He wasn’t above pressing Ellis for information. He’d gotten nowhere with Sirtris, a man who would likely carry the secret to his grave. Carmeyon didn’t even know Sirtris’ given name, not after years of friendship. Sevireiya and Deviron hadn’t been any more willing to talk to him about the incident with the imposter. The people in the village he’d talked with either laughed off the appearance of an imposter as a harmless prank or larded their version of the story with wild superstitious details, surely added later. It was rather as if no one worried about the danger to Ellis.
Her jaw clenched as she moved her own piece. “What are you asking, specifically, sir?”
“About the imposter at the dance.”
Her eyes lifted briefly, and he saw something there. Regret? Ruefulness? “Whatever it is, you can tell me.”
She shook her head. “It’s…complicated, sir.”
Carmeyon didn’t look up. “It would help if I understood what actually happened. Apparently, the man even had a dress uniform. We need to know how he got his hands on one.”
“That’s not important, sir. Any seamstress could make something that looked close enough to fool others.”
She was right about that, but at least she was talking to him. “What do you think he was after?”
Ellis’ head tilted to one side and she gazed off toward the fire. “I don’t know.”
“You don’t know what you think?”
“I think that I don’t know what he was after,” she clarified, looking at him now. “He hit Mikhal, but other than that, what harm did he do?”
There had been hints that the man had darkened Ellis’ reputation, implying that she had promised Mikhal Deviron…something. The villagers didn’t know Ellis well enough to know it wasn’t true, and it was a change for them to tie her to Deviron rather than Sevireiya, in whose company they often saw her. “So you think the incident won’t be repeated?”

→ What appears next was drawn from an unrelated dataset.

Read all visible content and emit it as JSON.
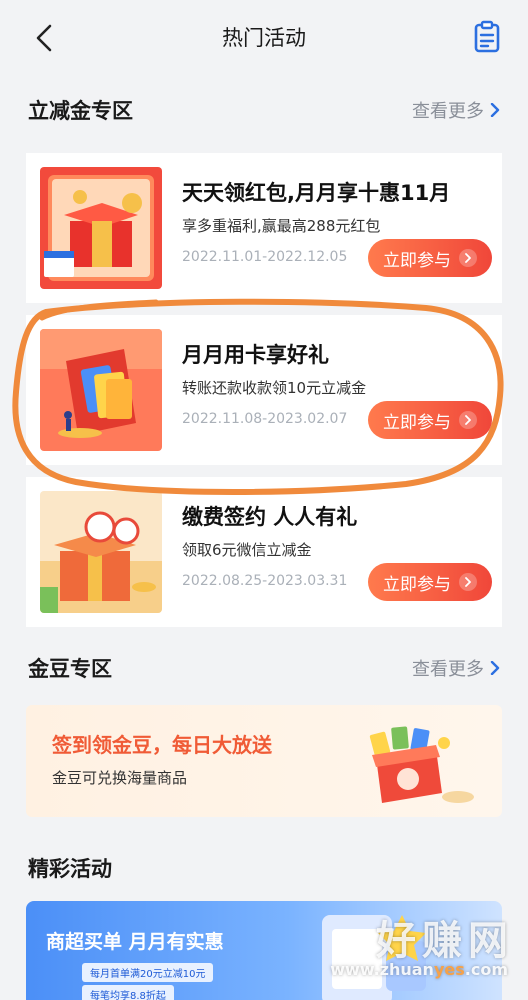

Her grey eyes flicked up and then back to the chessboard. “One never knows what will happen.”
Carmeyon sat back, wondering at that strange turn of phrase. Although his gift was very limited, he was a seer, and she knew that. In theory, he would know if something like that threatened her again. Should he have known about the imposter who came to the village while he was absent? And since he hadn’t, did that mean he wouldn’t be warned should the man appear again?
He didn’t have much more luck knowing what Sevireiya would do, only a vague feeling that he didn’t like the man. Antipathy, his father had called it. Perhaps he should simply drop the whole thing until his father returned, giving him someone more objective with whom to discuss it.
“I don’t like the feeling that people are hiding the truth from me,” he told Ellis.
Her mouth twisted to one side sardonically, but whatever ran through her mind, she didn’t say it aloud.
Carmeyon gazed at her bowed head, her eyes carefully turned away from him. She’d been angry when she’d discovered the existence of her two half-brothers. No one had told her about her father’s infidelity to the queen and thus she’d learned the truth abruptly and publicly. He still blamed Sevireiya for that, but he could have talked to her himself. They’d wanted to protect her instead of telling her the truth.
He had the oddest feeling that this was the same thing. She’d been reading books about seers over the winter break—Sirtris had warned him about that. So perhaps whatever he was missing as something that could hurt him if he knew.
She was protecting him. It would be a comforting thought if only he wouldn’t rather know the truth.